Would you write out the entries that follow word for word, omitting any images?

→ **Data in this exercise**:
%%

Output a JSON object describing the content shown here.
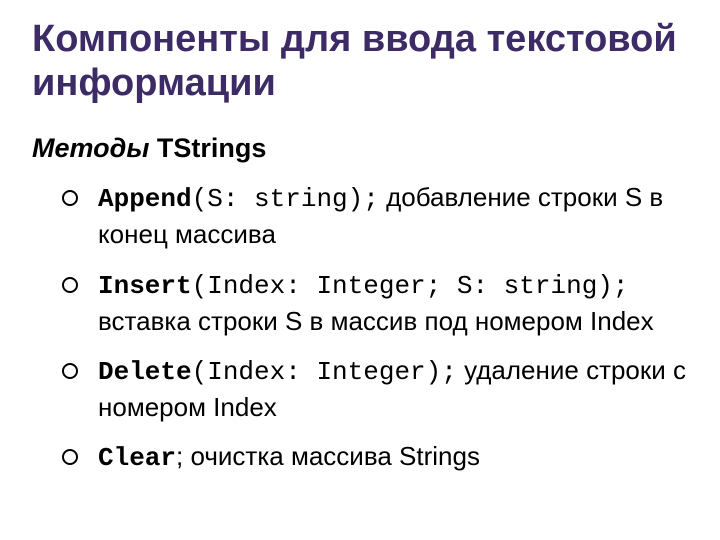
{
  "title": "Компоненты для ввода текстовой информации",
  "subtitle": {
    "italic": "Методы",
    "rest": " TStrings"
  },
  "items": [
    {
      "method": "Append",
      "sig": "(S: string);",
      "desc": " добавление строки S в конец массива"
    },
    {
      "method": "Insert",
      "sig": "(Index: Integer; S: string);",
      "desc": " вставка строки S в массив под номером Index"
    },
    {
      "method": "Delete",
      "sig": "(Index: Integer);",
      "desc": " удаление строки с номером Index"
    },
    {
      "method": "Clear",
      "sig": "",
      "desc": "; очистка массива Strings"
    }
  ]
}
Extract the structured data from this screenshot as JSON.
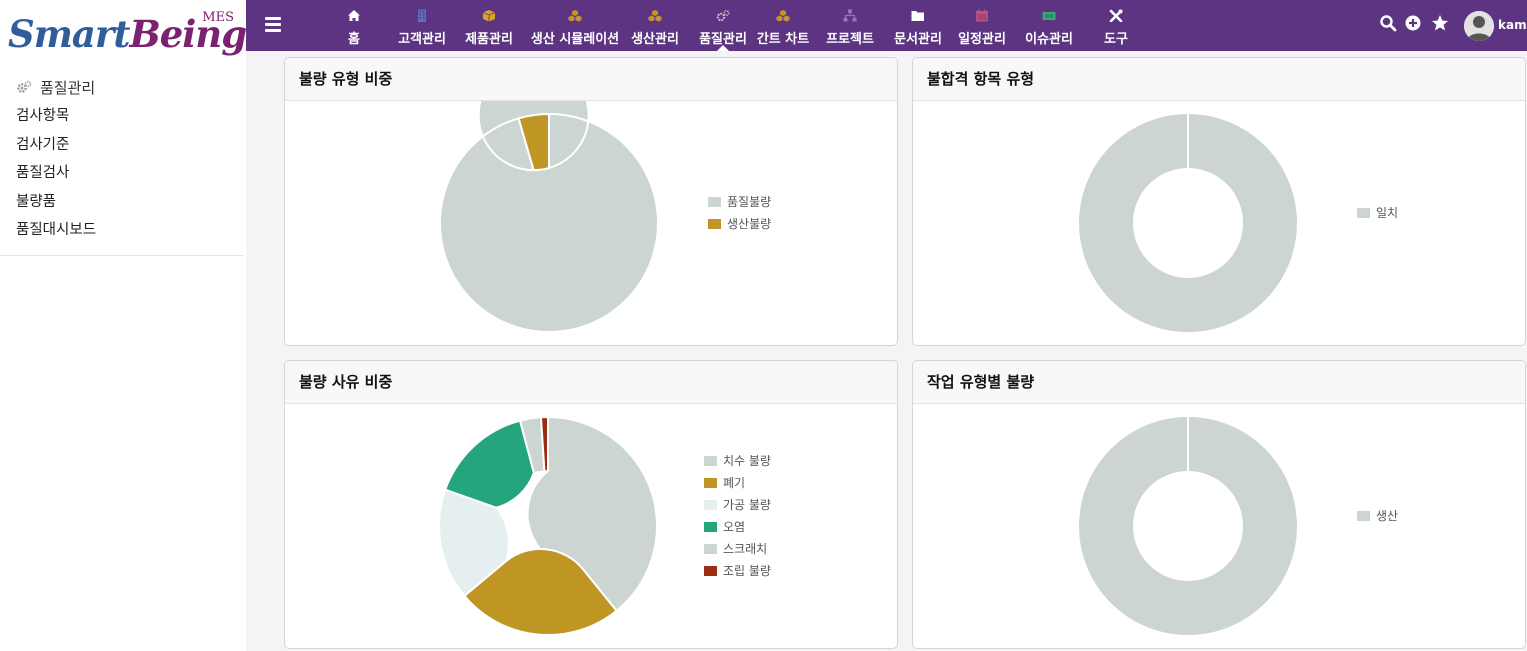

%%

→ **Response to the exercise**:
Output a JSON object describing the content shown here.
{
  "title": "Компоненты для ввода текстовой информации",
  "subtitle": {
    "italic": "Методы",
    "rest": " TStrings"
  },
  "items": [
    {
      "method": "Append",
      "sig": "(S: string);",
      "desc": " добавление строки S в конец массива"
    },
    {
      "method": "Insert",
      "sig": "(Index: Integer; S: string);",
      "desc": " вставка строки S в массив под номером Index"
    },
    {
      "method": "Delete",
      "sig": "(Index: Integer);",
      "desc": " удаление строки с номером Index"
    },
    {
      "method": "Clear",
      "sig": "",
      "desc": "; очистка массива Strings"
    }
  ]
}
Extract the structured data from this screenshot as JSON.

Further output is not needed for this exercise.